Data items:

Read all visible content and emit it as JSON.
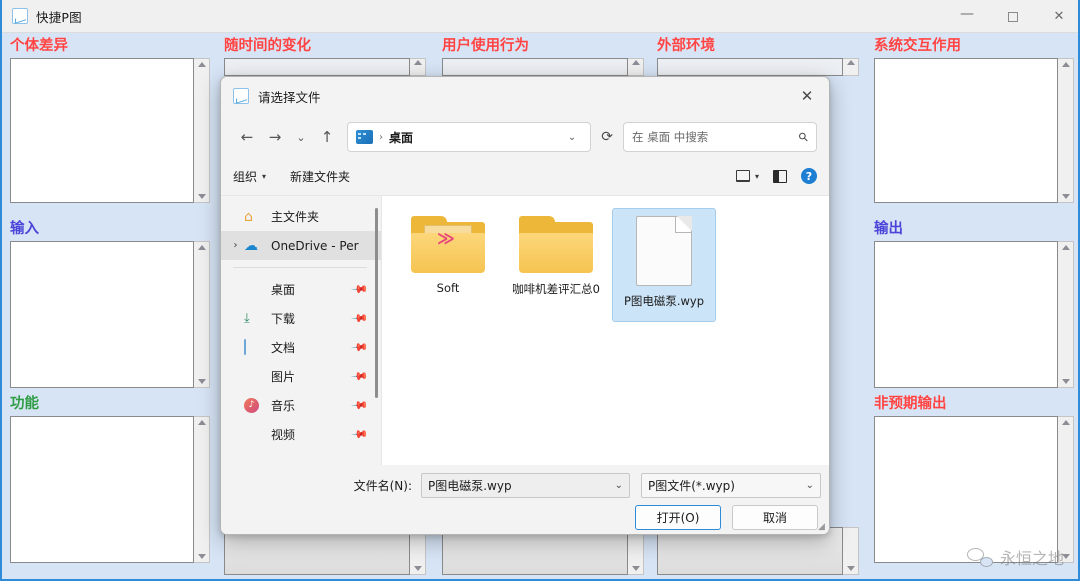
{
  "app": {
    "title": "快捷P图",
    "title_icon": "chart-icon",
    "window_controls": {
      "minimize": "—",
      "maximize": "□",
      "close": "✕"
    }
  },
  "panels": [
    {
      "label": "个体差异",
      "color": "#ff4444"
    },
    {
      "label": "随时间的变化",
      "color": "#ff4444"
    },
    {
      "label": "用户使用行为",
      "color": "#ff4444"
    },
    {
      "label": "外部环境",
      "color": "#ff4444"
    },
    {
      "label": "系统交互作用",
      "color": "#ff4444"
    },
    {
      "label": "输入",
      "color": "#4a45d8"
    },
    {
      "label": "输出",
      "color": "#4a45d8"
    },
    {
      "label": "功能",
      "color": "#2e9b45"
    },
    {
      "label": "非预期输出",
      "color": "#ff4444"
    }
  ],
  "dialog": {
    "title": "请选择文件",
    "close_label": "✕",
    "nav": {
      "back": "←",
      "forward": "→",
      "recent": "⌄",
      "up": "↑",
      "address_crumb": "桌面",
      "address_separator": "›",
      "address_caret": "⌄",
      "refresh": "⟳",
      "search_placeholder": "在 桌面 中搜索",
      "search_icon": "search-icon"
    },
    "commandbar": {
      "organize": "组织",
      "organize_caret": "▾",
      "new_folder": "新建文件夹",
      "view_caret": "▾",
      "view_icon": "view-layout-icon",
      "preview_icon": "preview-pane-icon",
      "help_icon": "?"
    },
    "sidebar": [
      {
        "name": "主文件夹",
        "icon": "home-icon",
        "expander": "",
        "pin": false,
        "selected": false
      },
      {
        "name": "OneDrive - Per",
        "icon": "cloud-icon",
        "expander": "›",
        "pin": false,
        "selected": true
      },
      {
        "name": "桌面",
        "icon": "desktop-icon",
        "expander": "",
        "pin": true,
        "selected": false
      },
      {
        "name": "下载",
        "icon": "download-icon",
        "expander": "",
        "pin": true,
        "selected": false
      },
      {
        "name": "文档",
        "icon": "document-icon",
        "expander": "",
        "pin": true,
        "selected": false
      },
      {
        "name": "图片",
        "icon": "pictures-icon",
        "expander": "",
        "pin": true,
        "selected": false
      },
      {
        "name": "音乐",
        "icon": "music-icon",
        "expander": "",
        "pin": true,
        "selected": false
      },
      {
        "name": "视频",
        "icon": "video-icon",
        "expander": "",
        "pin": true,
        "selected": false
      }
    ],
    "files": [
      {
        "name": "Soft",
        "type": "folder-special",
        "selected": false
      },
      {
        "name": "咖啡机差评汇总0",
        "type": "folder",
        "selected": false
      },
      {
        "name": "P图电磁泵.wyp",
        "type": "file",
        "selected": true
      }
    ],
    "footer": {
      "filename_label": "文件名(N):",
      "filename_value": "P图电磁泵.wyp",
      "filename_caret": "⌄",
      "filter_value": "P图文件(*.wyp)",
      "filter_caret": "⌄",
      "open_button": "打开(O)",
      "cancel_button": "取消"
    }
  },
  "watermark": {
    "text": "永恒之地",
    "icon": "wechat-icon"
  }
}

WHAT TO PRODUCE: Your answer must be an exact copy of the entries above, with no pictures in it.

RESULT OF THIS EXERCISE:
Read all visible content and emit it as JSON.
{
  "app": {
    "title": "快捷P图",
    "title_icon": "chart-icon",
    "window_controls": {
      "minimize": "—",
      "maximize": "□",
      "close": "✕"
    }
  },
  "panels": [
    {
      "label": "个体差异",
      "color": "#ff4444"
    },
    {
      "label": "随时间的变化",
      "color": "#ff4444"
    },
    {
      "label": "用户使用行为",
      "color": "#ff4444"
    },
    {
      "label": "外部环境",
      "color": "#ff4444"
    },
    {
      "label": "系统交互作用",
      "color": "#ff4444"
    },
    {
      "label": "输入",
      "color": "#4a45d8"
    },
    {
      "label": "输出",
      "color": "#4a45d8"
    },
    {
      "label": "功能",
      "color": "#2e9b45"
    },
    {
      "label": "非预期输出",
      "color": "#ff4444"
    }
  ],
  "dialog": {
    "title": "请选择文件",
    "close_label": "✕",
    "nav": {
      "back": "←",
      "forward": "→",
      "recent": "⌄",
      "up": "↑",
      "address_crumb": "桌面",
      "address_separator": "›",
      "address_caret": "⌄",
      "refresh": "⟳",
      "search_placeholder": "在 桌面 中搜索",
      "search_icon": "search-icon"
    },
    "commandbar": {
      "organize": "组织",
      "organize_caret": "▾",
      "new_folder": "新建文件夹",
      "view_caret": "▾",
      "view_icon": "view-layout-icon",
      "preview_icon": "preview-pane-icon",
      "help_icon": "?"
    },
    "sidebar": [
      {
        "name": "主文件夹",
        "icon": "home-icon",
        "expander": "",
        "pin": false,
        "selected": false
      },
      {
        "name": "OneDrive - Per",
        "icon": "cloud-icon",
        "expander": "›",
        "pin": false,
        "selected": true
      },
      {
        "name": "桌面",
        "icon": "desktop-icon",
        "expander": "",
        "pin": true,
        "selected": false
      },
      {
        "name": "下载",
        "icon": "download-icon",
        "expander": "",
        "pin": true,
        "selected": false
      },
      {
        "name": "文档",
        "icon": "document-icon",
        "expander": "",
        "pin": true,
        "selected": false
      },
      {
        "name": "图片",
        "icon": "pictures-icon",
        "expander": "",
        "pin": true,
        "selected": false
      },
      {
        "name": "音乐",
        "icon": "music-icon",
        "expander": "",
        "pin": true,
        "selected": false
      },
      {
        "name": "视频",
        "icon": "video-icon",
        "expander": "",
        "pin": true,
        "selected": false
      }
    ],
    "files": [
      {
        "name": "Soft",
        "type": "folder-special",
        "selected": false
      },
      {
        "name": "咖啡机差评汇总0",
        "type": "folder",
        "selected": false
      },
      {
        "name": "P图电磁泵.wyp",
        "type": "file",
        "selected": true
      }
    ],
    "footer": {
      "filename_label": "文件名(N):",
      "filename_value": "P图电磁泵.wyp",
      "filename_caret": "⌄",
      "filter_value": "P图文件(*.wyp)",
      "filter_caret": "⌄",
      "open_button": "打开(O)",
      "cancel_button": "取消"
    }
  },
  "watermark": {
    "text": "永恒之地",
    "icon": "wechat-icon"
  }
}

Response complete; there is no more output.